Nitrogen and phosphorus are key environmental pollutants in agriculture, leading to environmental damage and pollution of water systems. Farming systems above a certain size are required to meet the regulations of the Integrated Pollution Prevention and Control (IPPC) system, which regulate how housing in designed and how odour, noise and waste is managed. For poultry, this is required for systems which place +40,000 birds and thus most game bird rearers do not fall in this category. However, recurrent use of land for the rearing of game birds and poor feed management practices can still contribute to environmental pollution. Therefore, it is important that there is a degree of self-regulation within the industry to show that these issues are taken seriously and that the game industry is reputable and responsible.

Along with Best Available Techniques (BATs) set out by the IPPC, there are strategies which game bird rearers can implement by working with their FAR feed advisor to better define their nutritional strategies.

One such strategy is the use of digestibility enhancers such as enzymes. Enzymes help to break down components of the feed into more digestible fractions, meaning that the bird can utilise more of the nutrients for growth, whilst reducing the amount excreted into the environment. Phytases are enzymes which are key to reducing phosphorus entering the environment through the excreta. In plant materials, phosphorus is bound to a molecule called phytate, which prevents its release and absorption as it passes through the digestive tract. Therefore phosphorus, bound to phytate, is released into the environment, where it can have severe consequences following leaching into water systems, causing eutrophication and the loss of aquatic life. The use of phytase enzymes in feed breaks these bonds between the phytate and phosphorus, making the phosphorus available to be used by the bird (for bone mineralisation for example) and reduces the amount of mineral phosphate added to the diet and the amount of undigested phosphate passing into the environment.

Excess protein is an important contributor to nitrogen pollution. The nitrogen content of a feed (from protein) can be crudely calculated by dividing the protein level by 6.75. Therefore, every 1g of protein which is not digested and is excreted has the potential to contribute 0.15g nitrogen into the environment. Poor protein digestion can occur for several reasons – poor quality dietary protein in the feed with low digestibility, gut health challenges and dysbacteriosis and poorly designed and managed feeding programmes.
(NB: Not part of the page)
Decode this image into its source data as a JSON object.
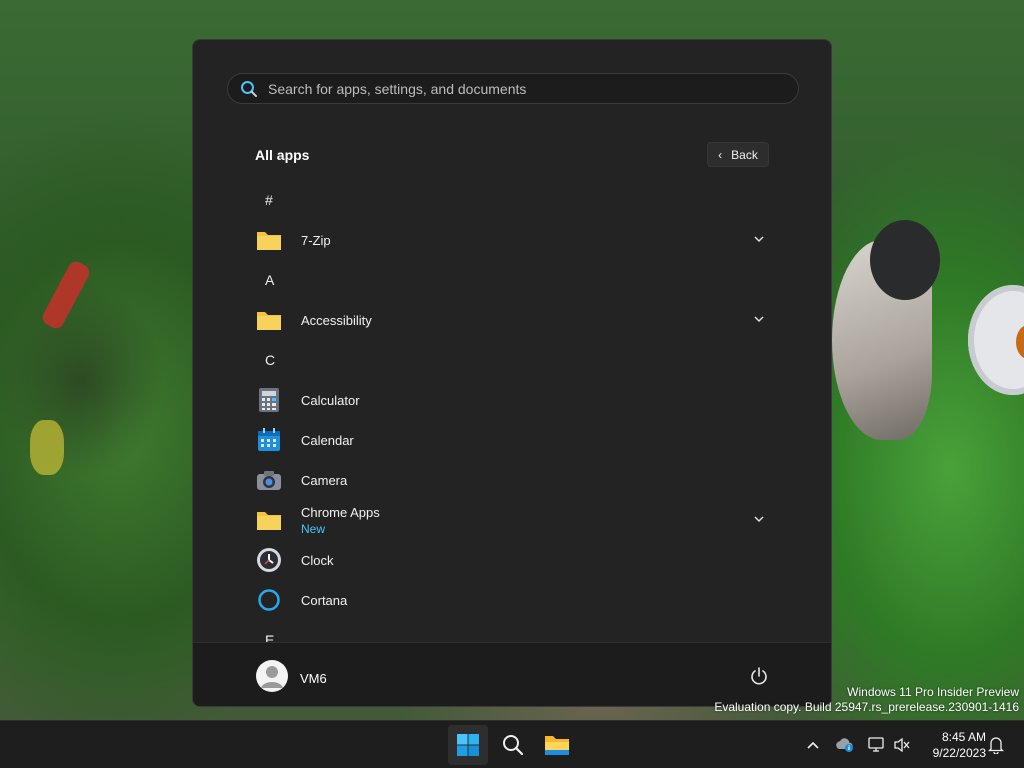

Protein digestibility can be enhanced by a number of reasons such as: selecting highly digestible raw materials; carefully balanced nutrients avoiding oversupply; and practicing good biosecurity and water hygiene to help reduce gut challenges and dysbacteriosis, thereby allowing the gut to work more effectively for nutrient digestion and absorption.

By considering what is fed and when (by following a recommended feeding programme and with support from their feed provider) game rearers can help reduce their nitrogen and phosphorus impact with minimal effort.

Dr Laura Beeson
Laura Beeson - Poultry Nutritionist for ABN & Sportsman